What next for Mikhail Khodorkovsky?
Unless Mikhail Khodorkovsky promised President Vladimir Putin he would leave Russia forever or refrain from politics, as many in Russia suggest, the perspectives for the former tycoon's career in Russia look brighter than many people imagine.
In a country where toughness and loyalty are valued above anything, Mr Khodorkovsky is the ultimate tough guy. During his 10 years in jail the former owner of the Yukos oil giant and once Russia's richest man underwent a dramatic transformation.
His "rags-to riches-to-freedom story" is already the stuff of Hollywood scripts - a story no Russian opposition leader could boast.
Russia has a prison population third only to the US and China. Here doing time in jail is a fairly common thing and is looked upon by many social groups if not with sympathy then with understanding.
Crucially, it makes Mr Khodorkovsky a man of the people and a sufferer.
Mercy to prisoners is in the genetic code of Russian literature and Orthodox Christianity, with Fyodor Dostoyevsky's classic novel Crime and Punishment enshrining themes of guilt and redemption by suffering in prison as one of the key themes of Russian culture as a whole.
Mr Khodorkovsky, a practising Christian who has repeatedly spoken of social justice in his articles and interviews from jail, could become a potent living symbol of atonement for the real and perceived injustices of the 1990s privatisation era.
This is a powerful message in a country of disillusioned idealists that Russia has become under Mr Putin.
Ever since his arrest in 2003, Mr Khodorkovsky has mounted a subtle but effective campaign which turned him into the closest Russia has to a Nelson Mandela-Lech Walesa type of public figure.

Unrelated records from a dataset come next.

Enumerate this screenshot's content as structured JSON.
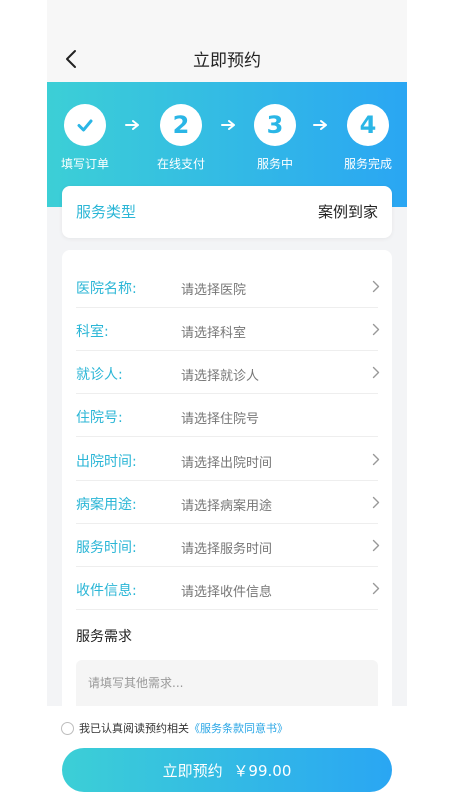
{
  "nav": {
    "title": "立即预约",
    "back_icon": "chevron-left-icon"
  },
  "steps": [
    {
      "number": "✓",
      "label": "填写订单",
      "state": "done"
    },
    {
      "number": "2",
      "label": "在线支付",
      "state": "pending"
    },
    {
      "number": "3",
      "label": "服务中",
      "state": "pending"
    },
    {
      "number": "4",
      "label": "服务完成",
      "state": "pending"
    }
  ],
  "service_type": {
    "label": "服务类型",
    "value": "案例到家"
  },
  "form": {
    "rows": [
      {
        "label": "医院名称:",
        "value": "请选择医院",
        "has_chevron": true
      },
      {
        "label": "科室:",
        "value": "请选择科室",
        "has_chevron": true
      },
      {
        "label": "就诊人:",
        "value": "请选择就诊人",
        "has_chevron": true
      },
      {
        "label": "住院号:",
        "value": "请选择住院号",
        "has_chevron": false
      },
      {
        "label": "出院时间:",
        "value": "请选择出院时间",
        "has_chevron": true
      },
      {
        "label": "病案用途:",
        "value": "请选择病案用途",
        "has_chevron": true
      },
      {
        "label": "服务时间:",
        "value": "请选择服务时间",
        "has_chevron": true
      },
      {
        "label": "收件信息:",
        "value": "请选择收件信息",
        "has_chevron": true
      }
    ],
    "need_title": "服务需求",
    "need_placeholder": "请填写其他需求..."
  },
  "agreement": {
    "text": "我已认真阅读预约相关",
    "link": "《服务条款同意书》",
    "checked": false
  },
  "submit": {
    "label": "立即预约",
    "price": "￥99.00"
  },
  "colors": {
    "accent": "#2bb6d6",
    "gradient_start": "#3ccfd6",
    "gradient_end": "#2aa6f3",
    "link": "#2aa6e6"
  }
}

It is destined to become every PR adviser's textbook case - no matter what Mr Khodorkovsky does with his life.
With thoughtful statements, articles and interviews, the jailed tycoon presents an image of a man who has a comprehensive vision for the future of Russia based on the rule of law and trust in people's common sense.

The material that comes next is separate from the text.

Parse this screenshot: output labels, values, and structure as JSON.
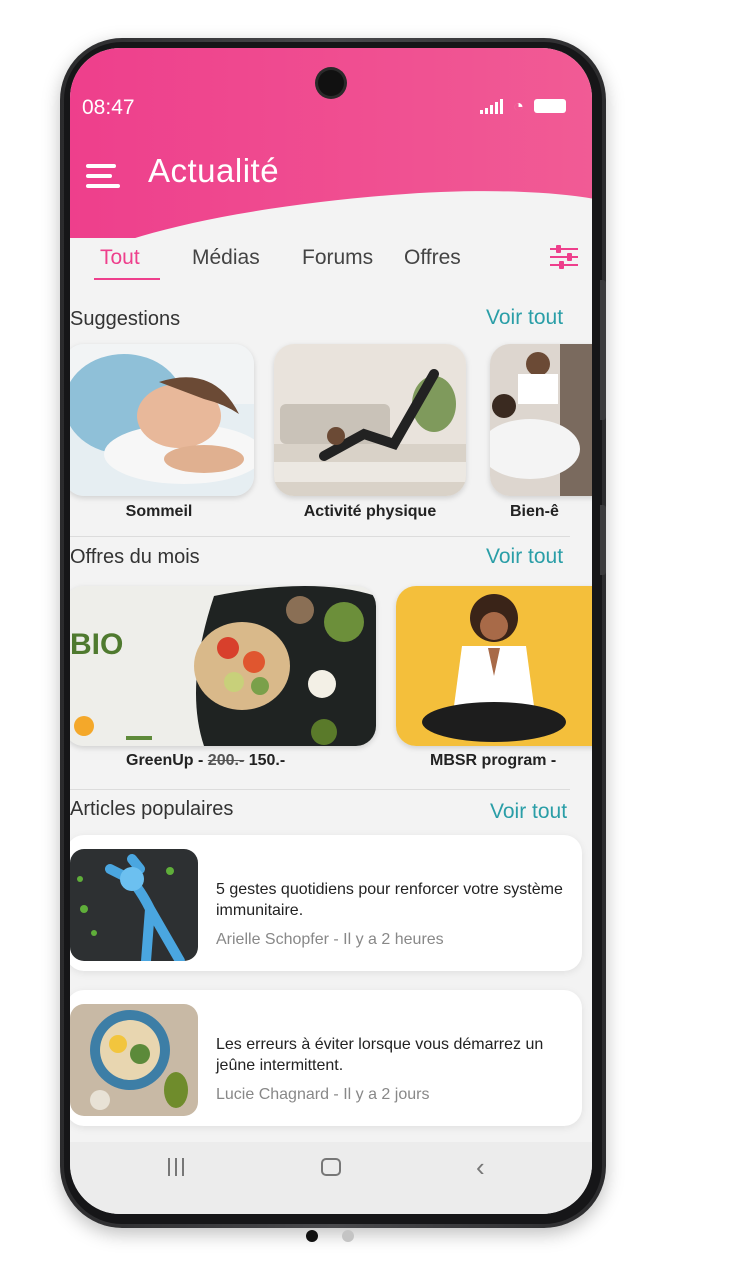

His approval ratings today, according to different polls, hover around 30-35%. This is less than Mr Putin's 63% during last year's presidential elections. However, no opposition figure comes even close to Mr Khodorkovsky.
The former prisoner has stated several times in the past that he does not want to become a politician but wants to engage in "good works for the benefit of society".

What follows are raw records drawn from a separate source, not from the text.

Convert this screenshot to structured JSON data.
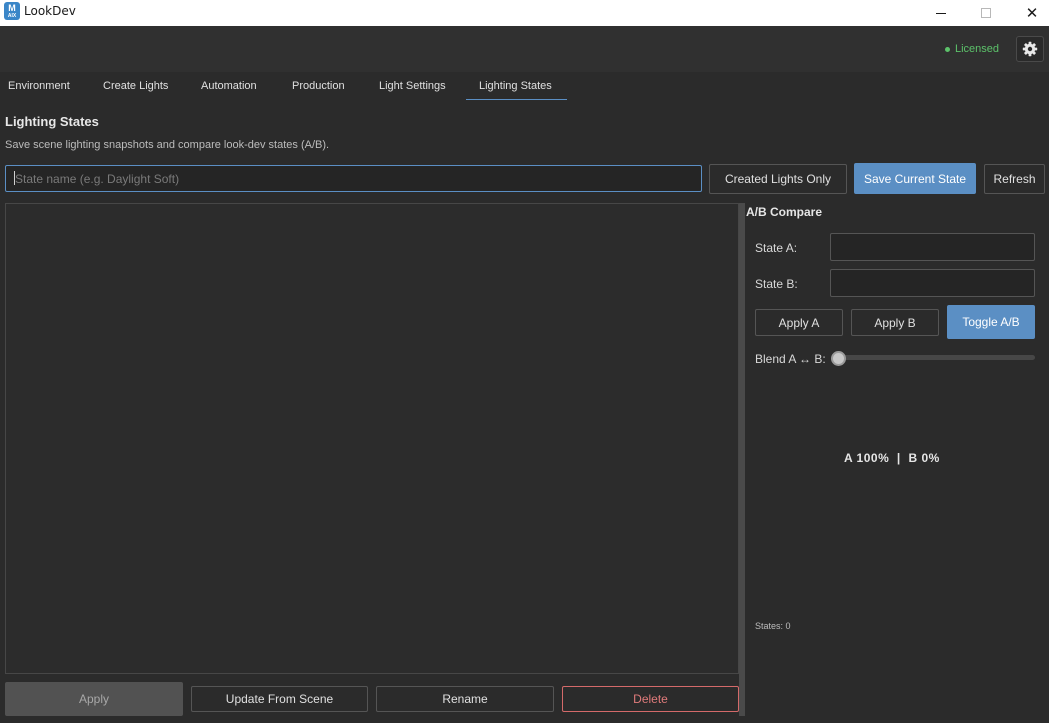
{
  "window": {
    "app_icon_letter": "M",
    "app_icon_sub": "AIX",
    "title": "LookDev",
    "min_icon": "minimize-icon",
    "max_icon": "maximize-icon",
    "close_icon": "close-icon",
    "close_glyph": "✕"
  },
  "header": {
    "license_text": "Licensed",
    "license_color": "#5cc26a",
    "settings_icon": "gear-icon"
  },
  "tabs": [
    {
      "label": "Environment"
    },
    {
      "label": "Create Lights"
    },
    {
      "label": "Automation"
    },
    {
      "label": "Production"
    },
    {
      "label": "Light Settings"
    },
    {
      "label": "Lighting States",
      "active": true
    }
  ],
  "section": {
    "title": "Lighting States",
    "description": "Save scene lighting snapshots and compare look-dev states (A/B)."
  },
  "toolbar": {
    "name_value": "",
    "name_placeholder": "State name (e.g. Daylight Soft)",
    "created_lights_label": "Created Lights Only",
    "save_label": "Save Current State",
    "refresh_label": "Refresh"
  },
  "states_list": {
    "items": []
  },
  "compare": {
    "title": "A/B Compare",
    "state_a_label": "State A:",
    "state_a_value": "",
    "state_b_label": "State B:",
    "state_b_value": "",
    "apply_a_label": "Apply A",
    "apply_b_label": "Apply B",
    "toggle_label": "Toggle A/B",
    "blend_label": "Blend A ↔ B:",
    "blend_value": 0,
    "blend_readout": "A 100%  |  B 0%",
    "states_count": "States: 0"
  },
  "actions": {
    "apply_label": "Apply",
    "update_label": "Update From Scene",
    "rename_label": "Rename",
    "delete_label": "Delete"
  },
  "colors": {
    "accent": "#5b8fc4",
    "danger": "#d46a6a",
    "background": "#2b2b2b"
  }
}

Whether this is his true intention remains to be seen.
But his stature, experience and sense of responsibility may well push Mr Khodorkovsky into the political limelight. He has already become Mr Putin's most formidable critic. He could become a real opponent with a fair chance of success.
Still, there is one more twist to the story.
In the ever shifting world of Russian politics, where weakness goes hand-in-hand with treachery, Mr Putin and Mr Khodorkovsky stand as two people who always kept their promises.
In an interview last year, Mr Khodorkovsky said - referring to a hero from Alexandre Dumas' 19th Century adventure novel: "I am no Count of Monte Cristo. I am not going to avenge myself when I leave prison."
Paradoxically, this probably makes him Mr Putin's most reliable successor, someone who could close the Putin chapter in Russian history on a theme of reconciliation.